Rick Rypien was found dead in his home in Crowsnest Pass, Alberta, on August 15, 2011, and the cause of death was later confirmed as suicide. Although he joined the Winnipeg Jets in the offseason as an unrestricted free agent, the Canucks honored Rypien's memory early in the 2011–12 season with a video entitled "Heart of a Canuck" and an homage to Rypien was worn on the back of all Canucks helmets for the entirety of the 2011–12 season.
Pavol Demitra played three seasons with the Vancouver Canucks until he was an unrestricted free agent after the 2009–10 NHL season. It was also his final season in the NHL as he signed with the KHL's Lokomotiv Yaroslavl on July 15, 2010, and finished as the team's top scorer in the 2011 season. In his second season in the KHL, Demitra would die tragically in a plane crash along with the entire Lokomotiv team on September 7, 2011, as they were heading to play their next road game. Since the tragedy, the Vancouver Canucks have removed his number 38 out of circulation in honour of Pavol Demitra.
The Cyclone Taylor Trophy is the award given each year to the most valuable player on the Vancouver Canucks as selected by the fans. It is named after Cyclone Taylor, a Canadian professional ice hockey forward who led the Vancouver Millionaires to the Stanley Cup in 1915. The award was dedicated to him prior to the 1979–80 Canucks season, the season after his death on June 9, 1979, although an award for the Canucks MVP has existed since the team's inauguration in 1970. Markus Naslund has won the award five times.
The Cyrus H. McLean Trophy was named after Cyrus H. McLean who was the former team President of the WHLVancouver Canucks from 1968–70. The trophy was first awarded in the Canucks first season, which recognizes the Canucks leading scorer over the course of the regular season. Markus Naslund has won the award the most times, leading the Canucks in scoring seven consecutive years, from 1999 to 2006.
The Fred J. Hume Award is named after Fred J. Hume, who was the former mayor of Vancouver and owner of the Canucks while they were in the Western Hockey League. The team award is given out at the end of each NHL season to the team's unsung hero, as selected by fans. Before the 2016-2017 season, the winner was decided by the Vancouver Canucks Booster Club since the inaugural 1970–71 season. Currently, four players have won the award twice.

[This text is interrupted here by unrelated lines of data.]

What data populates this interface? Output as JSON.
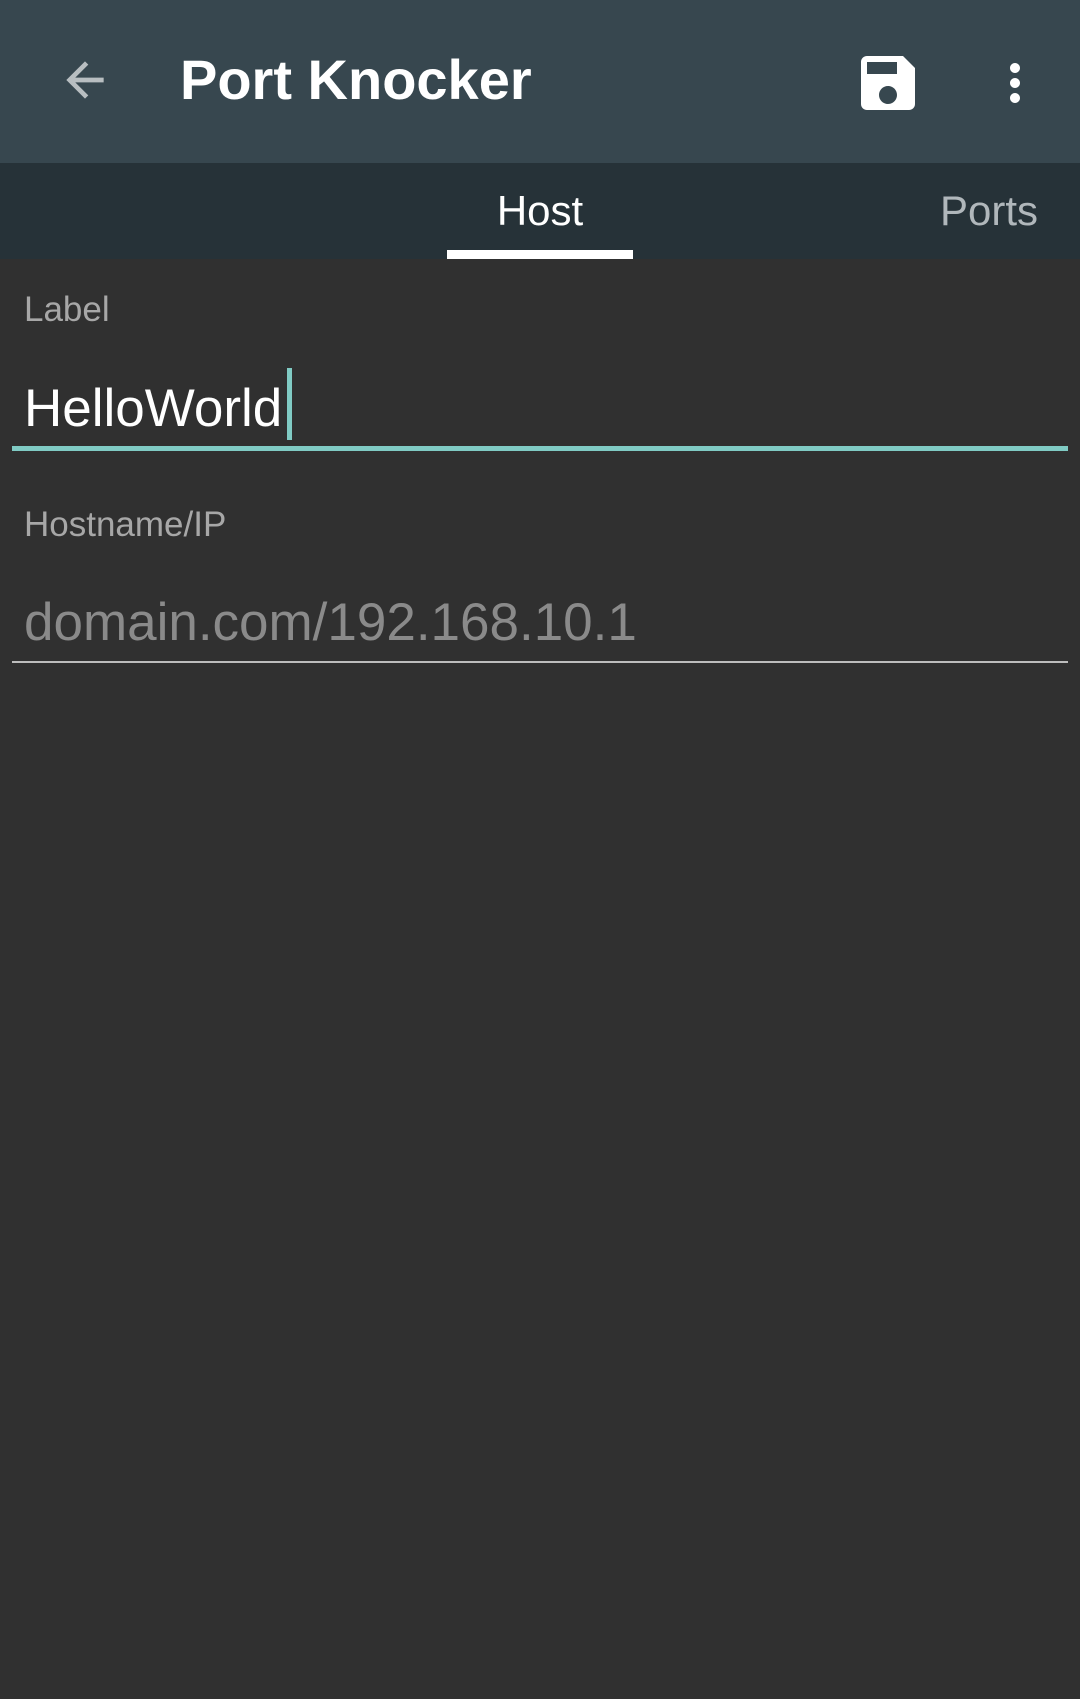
{
  "toolbar": {
    "title": "Port Knocker",
    "back_icon": "arrow-back-icon",
    "save_icon": "save-icon",
    "more_icon": "more-vert-icon"
  },
  "tabs": [
    {
      "label": "Host",
      "selected": true
    },
    {
      "label": "Ports",
      "selected": false
    }
  ],
  "form": {
    "label_field": {
      "caption": "Label",
      "value": "HelloWorld",
      "focused": true
    },
    "host_field": {
      "caption": "Hostname/IP",
      "value": "",
      "placeholder": "domain.com/192.168.10.1"
    }
  },
  "colors": {
    "appbar": "#37474f",
    "tabbar": "#263238",
    "background": "#303030",
    "accent": "#80cbc4"
  }
}
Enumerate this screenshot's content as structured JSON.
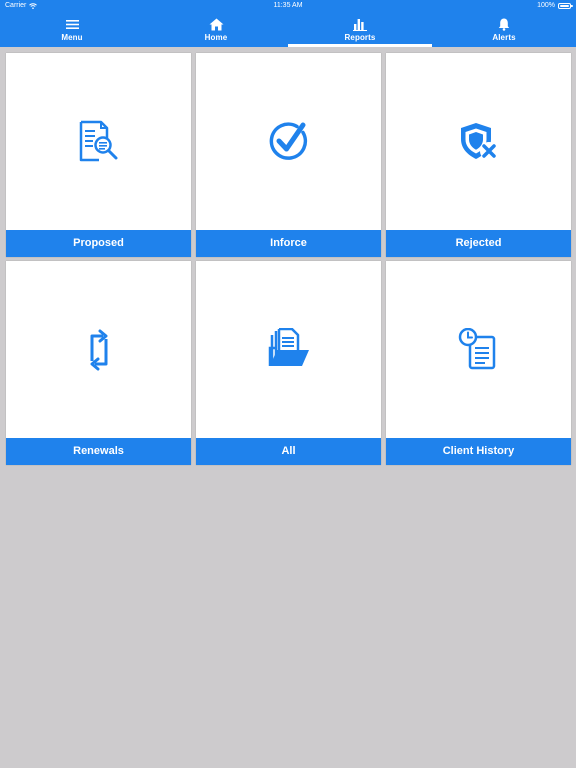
{
  "status_bar": {
    "carrier": "Carrier",
    "time": "11:35 AM",
    "battery": "100%"
  },
  "nav": {
    "tabs": [
      {
        "label": "Menu",
        "icon": "hamburger-icon"
      },
      {
        "label": "Home",
        "icon": "home-icon"
      },
      {
        "label": "Reports",
        "icon": "bar-chart-icon",
        "active": true
      },
      {
        "label": "Alerts",
        "icon": "bell-icon"
      }
    ]
  },
  "tiles": [
    {
      "label": "Proposed",
      "icon": "document-search-icon"
    },
    {
      "label": "Inforce",
      "icon": "check-circle-icon"
    },
    {
      "label": "Rejected",
      "icon": "shield-x-icon"
    },
    {
      "label": "Renewals",
      "icon": "renew-arrows-icon"
    },
    {
      "label": "All",
      "icon": "open-folder-icon"
    },
    {
      "label": "Client History",
      "icon": "history-clipboard-icon"
    }
  ],
  "colors": {
    "accent": "#1f82ec",
    "background": "#cdcbcd",
    "tile": "#ffffff"
  }
}
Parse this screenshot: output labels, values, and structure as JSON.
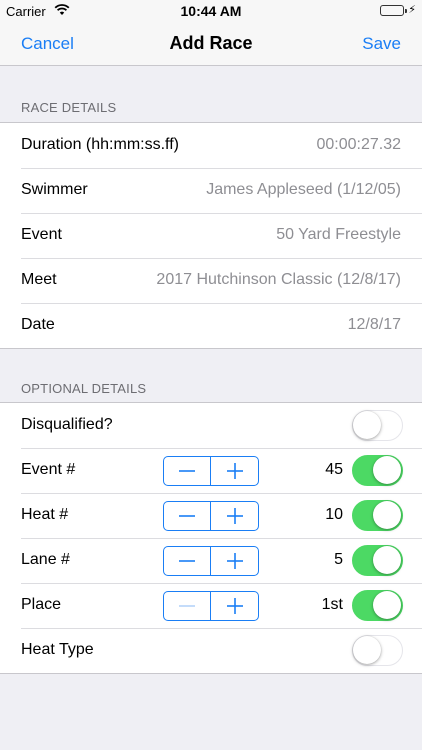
{
  "status_bar": {
    "carrier": "Carrier",
    "time": "10:44 AM",
    "charging_glyph": "⚡"
  },
  "nav": {
    "cancel_label": "Cancel",
    "title": "Add Race",
    "save_label": "Save"
  },
  "race_details": {
    "header": "RACE DETAILS",
    "rows": [
      {
        "label": "Duration (hh:mm:ss.ff)",
        "value": "00:00:27.32"
      },
      {
        "label": "Swimmer",
        "value": "James Appleseed (1/12/05)"
      },
      {
        "label": "Event",
        "value": "50 Yard Freestyle"
      },
      {
        "label": "Meet",
        "value": "2017 Hutchinson Classic (12/8/17)"
      },
      {
        "label": "Date",
        "value": "12/8/17"
      }
    ]
  },
  "optional_details": {
    "header": "OPTIONAL DETAILS",
    "disqualified": {
      "label": "Disqualified?",
      "on": false
    },
    "event_num": {
      "label": "Event #",
      "value": "45",
      "on": true
    },
    "heat_num": {
      "label": "Heat #",
      "value": "10",
      "on": true
    },
    "lane_num": {
      "label": "Lane #",
      "value": "5",
      "on": true
    },
    "place": {
      "label": "Place",
      "value": "1st",
      "on": true,
      "minus_disabled": true
    },
    "heat_type": {
      "label": "Heat Type",
      "on": false
    }
  },
  "colors": {
    "accent": "#1a7ef5",
    "switch_on": "#4cd964",
    "background": "#efeff4"
  }
}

The Canucks are one of several teams in Canada that award the Molson Cup to the player who is named one of a game's top three players, or "three stars", most often over the course of the regular season.Roberto Luongo has won the Molson Cup five times, the most in team history.
From 1974–75 to 1995–96, the President's Trophy was awarded to the Canucks' most valuable player. It was originally presented by CP Air and later Canadian Airlines and the player won a pair of airline tickets with the trophy. Obviously, many of the names match the Cyclone Taylor Trophy (also awarded to the MVP) and the trophy was retired after the 1996 season.
The Ram Tough Award was a short-lived award given to the most aggressive player of the Canucks, which was chosen by Canucks management. It was instituted by Pat Quinn at the start of his general manager duties in 1988–89. The winner of the award received a Dodge Ram truck until 1993–94 when the award was no longer in use.